China’s distant-water fishing fleet is once again engaging in suspicious and potentially illegal fishing near Argentine waters, demonstrating the limits of both regional and Chinese government attempts to rope in the country’s industry.
This year, in a re-run of last summer’s diplomatic debacle, some 350 Chinese-flagged vessels have been fishing off the Argentine coast since December, depleting fishing stocks and extending their stay via unregulated transshipments – a controversial practice of transferring catch onto a mother ship that allows vessels to launder illegally caught fish.
Between January 2018 and April 2021, satellite data shows that over 400 Chinese-flagged vessels – mostly squid jiggers that use bright lamps to draw squid to the surface at night – illegally pillaged the waters just outside Argentine territory for over 621,000 hours, according to a report released June 2 by conservation NGO Oceana.
In over 4,000 incidents, however, these vessels disappeared from public tracking systems for over 24 hours, most likely by turning off their Automatic Identification System (AIS) to avoid detection, a controversial practice that often masks criminal behavior such as crossing into sovereign waters to fish illegally, notes the report.
This three-year period includes April 2020, when some 100 squid jiggers, mostly Chinese-flagged, were caught fishing illegally in Argentina’s national waters with their public tracking devices apparently turned off, according to Pesca Con Ciencia.
Given the fleet’s annual fishing routes, the Chinese fleet will soon be heading parallel to Chilean and then Peruvian waters In response to the threat the fleet poses, Peru has strengthened its counter-illegal fishing legislation, while Chile is relying on heavier maritime surveillance protocols.
InSight Crime Analysis
The Chinese fishing fleet continues to constitute a profound and perennial threat to Argentina’s sovereignty, economy and biodiversity, with one expert calling the conflict “a literal war” over the billions of dollars in fish exports and survival of certain marine habitats.
After last year’s events, Argentina took firm action to combat Illegal, Unreported and Unregulated (IUU) fishing, which constitutes the sixth most lucrative global criminal economy, with estimated revenues of $15 to 36 billion, according to a 2017 report by Global Financial Integrity. Introducing stronger legislation, increasing fines and expanding maritime surveillance led the country to capture in 2020 the highest number of illegal vessels since 2006.
Likewise, the Chinese government appeared to take some, albeit minor, steps. These included closing squid-catching seasons for Chinese boats in certain South American waters from July to November and revising various articles in its Fisheries Law, including the blacklisting of repeat IUU-fishing offenders.
However, it has remained intransigent in other areas.

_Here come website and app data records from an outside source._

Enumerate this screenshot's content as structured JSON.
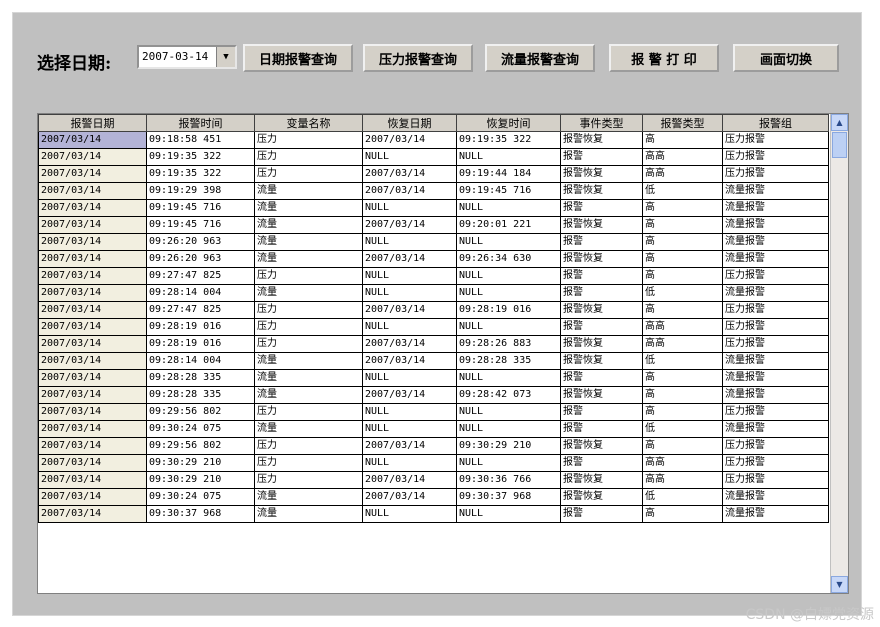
{
  "toolbar": {
    "date_label": "选择日期:",
    "date_value": "2007-03-14",
    "btn_date_query": "日期报警查询",
    "btn_pressure_query": "压力报警查询",
    "btn_flow_query": "流量报警查询",
    "btn_print": "报 警 打 印",
    "btn_switch": "画面切换"
  },
  "table": {
    "headers": [
      "报警日期",
      "报警时间",
      "变量名称",
      "恢复日期",
      "恢复时间",
      "事件类型",
      "报警类型",
      "报警组"
    ],
    "rows": [
      [
        "2007/03/14",
        "09:18:58  451",
        "压力",
        "2007/03/14",
        "09:19:35  322",
        "报警恢复",
        "高",
        "压力报警"
      ],
      [
        "2007/03/14",
        "09:19:35  322",
        "压力",
        "NULL",
        "NULL",
        "报警",
        "高高",
        "压力报警"
      ],
      [
        "2007/03/14",
        "09:19:35  322",
        "压力",
        "2007/03/14",
        "09:19:44  184",
        "报警恢复",
        "高高",
        "压力报警"
      ],
      [
        "2007/03/14",
        "09:19:29  398",
        "流量",
        "2007/03/14",
        "09:19:45  716",
        "报警恢复",
        "低",
        "流量报警"
      ],
      [
        "2007/03/14",
        "09:19:45  716",
        "流量",
        "NULL",
        "NULL",
        "报警",
        "高",
        "流量报警"
      ],
      [
        "2007/03/14",
        "09:19:45  716",
        "流量",
        "2007/03/14",
        "09:20:01  221",
        "报警恢复",
        "高",
        "流量报警"
      ],
      [
        "2007/03/14",
        "09:26:20  963",
        "流量",
        "NULL",
        "NULL",
        "报警",
        "高",
        "流量报警"
      ],
      [
        "2007/03/14",
        "09:26:20  963",
        "流量",
        "2007/03/14",
        "09:26:34  630",
        "报警恢复",
        "高",
        "流量报警"
      ],
      [
        "2007/03/14",
        "09:27:47  825",
        "压力",
        "NULL",
        "NULL",
        "报警",
        "高",
        "压力报警"
      ],
      [
        "2007/03/14",
        "09:28:14  004",
        "流量",
        "NULL",
        "NULL",
        "报警",
        "低",
        "流量报警"
      ],
      [
        "2007/03/14",
        "09:27:47  825",
        "压力",
        "2007/03/14",
        "09:28:19  016",
        "报警恢复",
        "高",
        "压力报警"
      ],
      [
        "2007/03/14",
        "09:28:19  016",
        "压力",
        "NULL",
        "NULL",
        "报警",
        "高高",
        "压力报警"
      ],
      [
        "2007/03/14",
        "09:28:19  016",
        "压力",
        "2007/03/14",
        "09:28:26  883",
        "报警恢复",
        "高高",
        "压力报警"
      ],
      [
        "2007/03/14",
        "09:28:14  004",
        "流量",
        "2007/03/14",
        "09:28:28  335",
        "报警恢复",
        "低",
        "流量报警"
      ],
      [
        "2007/03/14",
        "09:28:28  335",
        "流量",
        "NULL",
        "NULL",
        "报警",
        "高",
        "流量报警"
      ],
      [
        "2007/03/14",
        "09:28:28  335",
        "流量",
        "2007/03/14",
        "09:28:42  073",
        "报警恢复",
        "高",
        "流量报警"
      ],
      [
        "2007/03/14",
        "09:29:56  802",
        "压力",
        "NULL",
        "NULL",
        "报警",
        "高",
        "压力报警"
      ],
      [
        "2007/03/14",
        "09:30:24  075",
        "流量",
        "NULL",
        "NULL",
        "报警",
        "低",
        "流量报警"
      ],
      [
        "2007/03/14",
        "09:29:56  802",
        "压力",
        "2007/03/14",
        "09:30:29  210",
        "报警恢复",
        "高",
        "压力报警"
      ],
      [
        "2007/03/14",
        "09:30:29  210",
        "压力",
        "NULL",
        "NULL",
        "报警",
        "高高",
        "压力报警"
      ],
      [
        "2007/03/14",
        "09:30:29  210",
        "压力",
        "2007/03/14",
        "09:30:36  766",
        "报警恢复",
        "高高",
        "压力报警"
      ],
      [
        "2007/03/14",
        "09:30:24  075",
        "流量",
        "2007/03/14",
        "09:30:37  968",
        "报警恢复",
        "低",
        "流量报警"
      ],
      [
        "2007/03/14",
        "09:30:37  968",
        "流量",
        "NULL",
        "NULL",
        "报警",
        "高",
        "流量报警"
      ]
    ]
  },
  "watermark": "CSDN @白嫖党资源"
}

Despite holding out hope that it would finally ratify the 2016 Port State Measures Agreement – designed to combat IUU fishing -- China still has not done so, and despite capping fuel subsidies for domestic fishing, it continues to artificially sustain its distant-water fishing vessels with an estimated $400 million annual fuel subsidy.
Nor has it cooperated much with its South American counterparts. For example, while vessels intent on IUU fishing can easily turn off their AIS, it is harder to turn off their Vessel Monitoring System (VMS), which transmits confidential location information to the vessel’s flag state at set intervals.
Sharing VMS data on its distant-water fleet would therefore be an effective way for China to crack down on bad actors – yet when, during a commission for a South Pacific fisheries management body in early 2021, Chile proposed a measure allowing coastal states to request VMS data from nearby fishing boats, China outright refused.